Sometimes caregivers have to step in to provide transportation for people who face mobility challenges, whether they are full-time users of wheelchairs, get around with walkers, use a cane, or merely are a bit stiff and grateful for a hand.
For many older adults and people with disabilities, the simple act of getting into or out of a vehicle can be “quite difficult,” says John Schall, chief executive of the nonprofit Caregivers Action Network. He notes the strain that can come with “turning the body to get the legs out, then leaning on the door handle for balance, and getting away from the car” into a wheelchair or walker.
The good news is that several devices easily found in stores and online can considerably ease that strain for people with mobility problems, and for their caregivers.
These portable, inexpensive tools are “a good starting point” for making cars more accessible, although users might eventually need to graduate to more permanent solutions, says Cassy Churchill of Winamac, Indiana-based BraunAbility, which makes and sells a range of mobility equipment and modified vehicles.

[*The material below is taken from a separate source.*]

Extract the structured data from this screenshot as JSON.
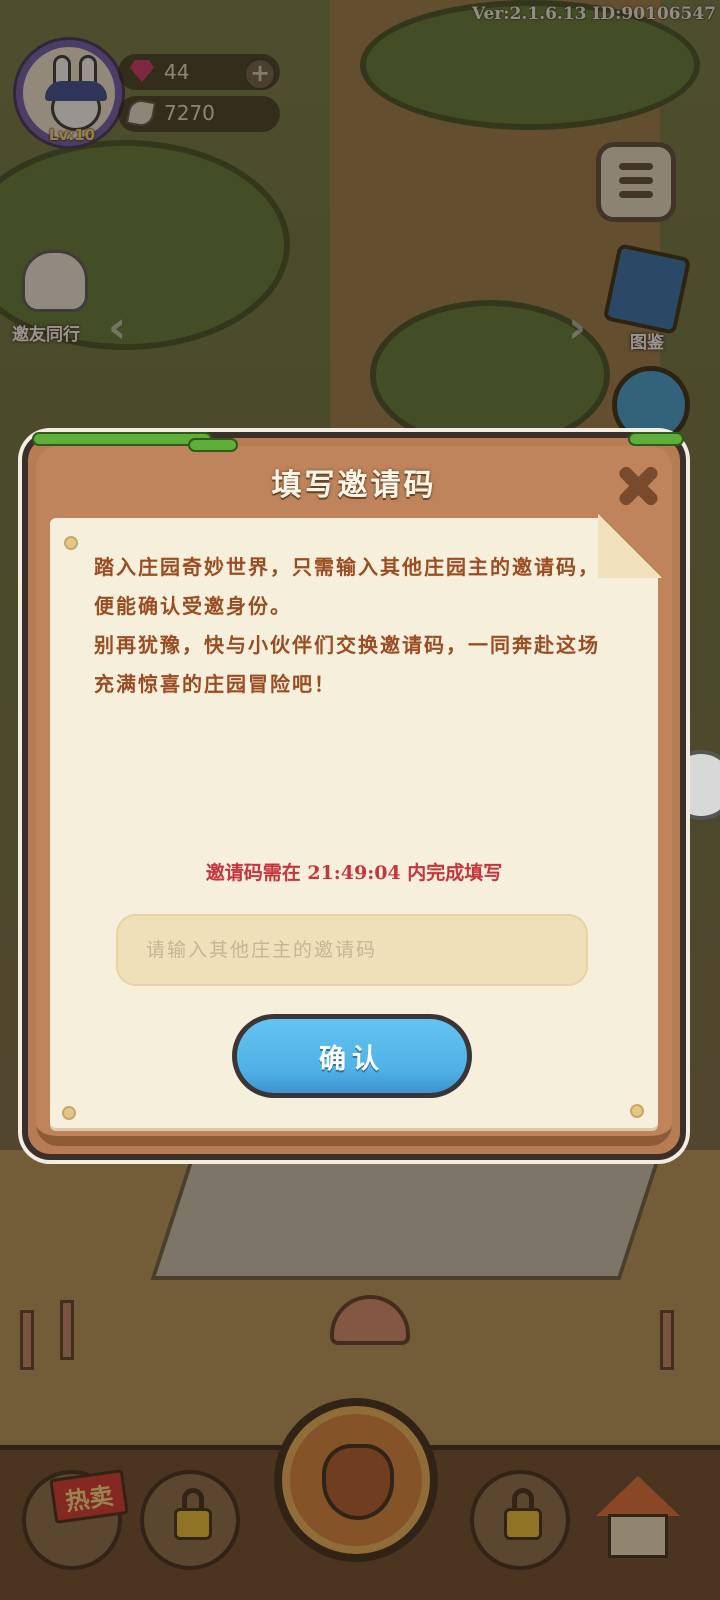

An occupational therapist can help you find the safest and most appropriate gear to help your loved one, she adds.
The lowdown: Also known as a grab bar or Handybar (in the popular version sold online by mobility products company Stander, this is a small, lightweight, L-shaped device that serves as a portable support for getting into and out of a vehicle.
The shorter portion of the “L” shoves down into the U-shaped latch attached to the doorjamb on most cars. The longer, padded portion sticks out at a right angle, providing a grab handle to help a person rise from or lower into a seat. Remove and stow the bar to close the door.
Small enough to fit into a coat pocket or purse, the assist bar easily can be carried from car to car and used on either side of a vehicle. Some brands have tiny flashlights built into the handle; others have key compartments.
Typically, the bars are designed with seat belt cutters and glass breakers to get out of a car in emergencies.
Be aware: When not in use, the bar “needs to be secure inside the car,” says Elin Schold Davis, coordinator of the Older Driver Initiative Project at the American Occupational Therapy Association. “It weighs enough that if you’re in a crash you don’t want it flying around. Put it in the center console or tucked away.”
Price: $10 to $30, depending on brand and seller.
The lowdown: Often called car caddies, support straps or transfer straps, these devices can be strapped around the frame of a front-door window, dangling a wide handle users grasp and pull on to rise out of the vehicle after first turning to the side to face out the door.